i tried to preserve as much as possible the blue mood and to get smooth transition between shades of blue

Another attempt, using the “colorfulness” tab of color calibration with a negative value on blue instead of gamut compression

4 Likes

Yes! That is a very valid point [and perhaps worthy of a thread of its own].
Do we really strive for showing clinically “correct” white points & balances & colours
— or do we want to preserve a mood?

Just imagine the scene where Tramp invites Lady to a candle-lit dinner at Tony’s…

Have fun!
Claes in Lund, Sweden

1 Like

Cool to see what everyone makes of this, thanks!

@KristijanZic @rawfiner can you maybe upload the xmp files for your edits as well? Curious to see how you managed it, I especially like the last one.

ART

second trial using @ggbutcher profile

1 Like

@Egocentrix the xmp is included in the jpg (you can import the jpg file in darktable the same way as you would do with an xmp file) :slight_smile:
After some other tests with similar pictures, I think the most efficient way for me to handle those blues is to compress gamut and use a negative value of blue in colorfulness at the same time: using more the gamut compression if I want the pixels to be darker, or more the colorfulness if I want them to be brighter. Though, using colorfulness can give hue shifts, which may or may not be problematic depending on the image. I also usually lower the default middle-tone saturation in filmic for such images.

RPN_Kick-In_20180830_3392 RPN_Kick-In_20180830_3392.NEF.xmp (12.0 KB)

Huh, didn’t know that. Neat. I’ll try some dt3.3/color calibration edits tonight.

Halos look much better with “clip negative RGB from gamut” = off.

For the human perception, it is an advantage that the same things always have the same color. Therefore, the human eye (or better brain) adapts to different lighting conditions trying to identify the “real” colors (that do not exit as such). When adapting the whitepoint, we try to imitate this behavior, to prevent objects from looking “strange”. But the human adaptation has limits, objects at sunset still look somewhat reddish and concerts with lots of blue led lights make the surroundings still appear bluish.
So, I think it is more than preserving “mood”, it’s about making a scene look right according to the human perception.

2 Likes

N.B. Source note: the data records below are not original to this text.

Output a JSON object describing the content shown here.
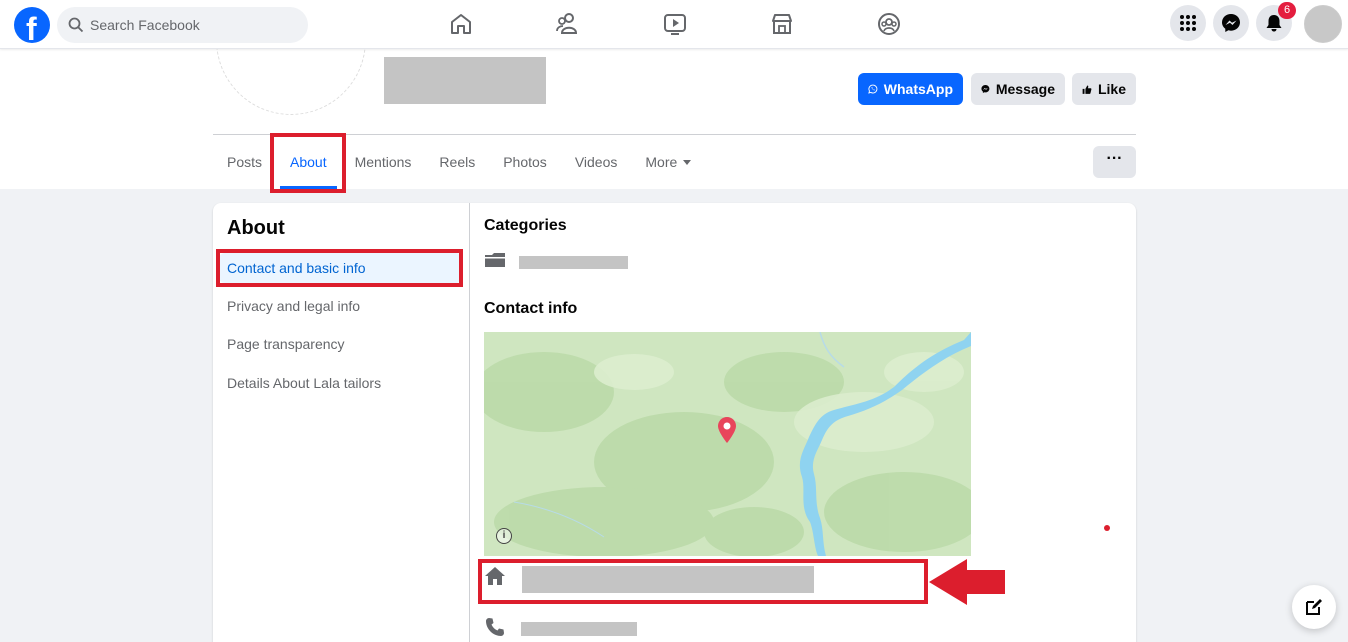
{
  "topbar": {
    "logo": "f",
    "search_placeholder": "Search Facebook",
    "nav_icons": [
      "home-icon",
      "friends-icon",
      "watch-icon",
      "marketplace-icon",
      "groups-icon"
    ],
    "notification_count": "6"
  },
  "profile": {
    "buttons": {
      "whatsapp": "WhatsApp",
      "message": "Message",
      "like": "Like"
    },
    "tabs": [
      "Posts",
      "About",
      "Mentions",
      "Reels",
      "Photos",
      "Videos",
      "More"
    ],
    "active_tab": "About",
    "more_options": "···"
  },
  "about": {
    "title": "About",
    "sidebar": [
      "Contact and basic info",
      "Privacy and legal info",
      "Page transparency",
      "Details About Lala tailors"
    ],
    "active_item": "Contact and basic info",
    "categories_title": "Categories",
    "contact_title": "Contact info",
    "map_info": "i"
  },
  "colors": {
    "brand": "#0866ff",
    "highlight": "#dc1e2d",
    "map_land": "#cfe6c0",
    "map_water": "#8fd3f0"
  }
}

Interesting discussion. I mostly like to work with captures in their original color context, as the best colorimetric effort of the camera. However, with some images I then like to “go wild” and see what some abstraction will render. Monochrome is a frequent departure, but I have a few early images where I just put them in GIMP and threw G’MIC operators at them until they looked Quite Different… :laughing: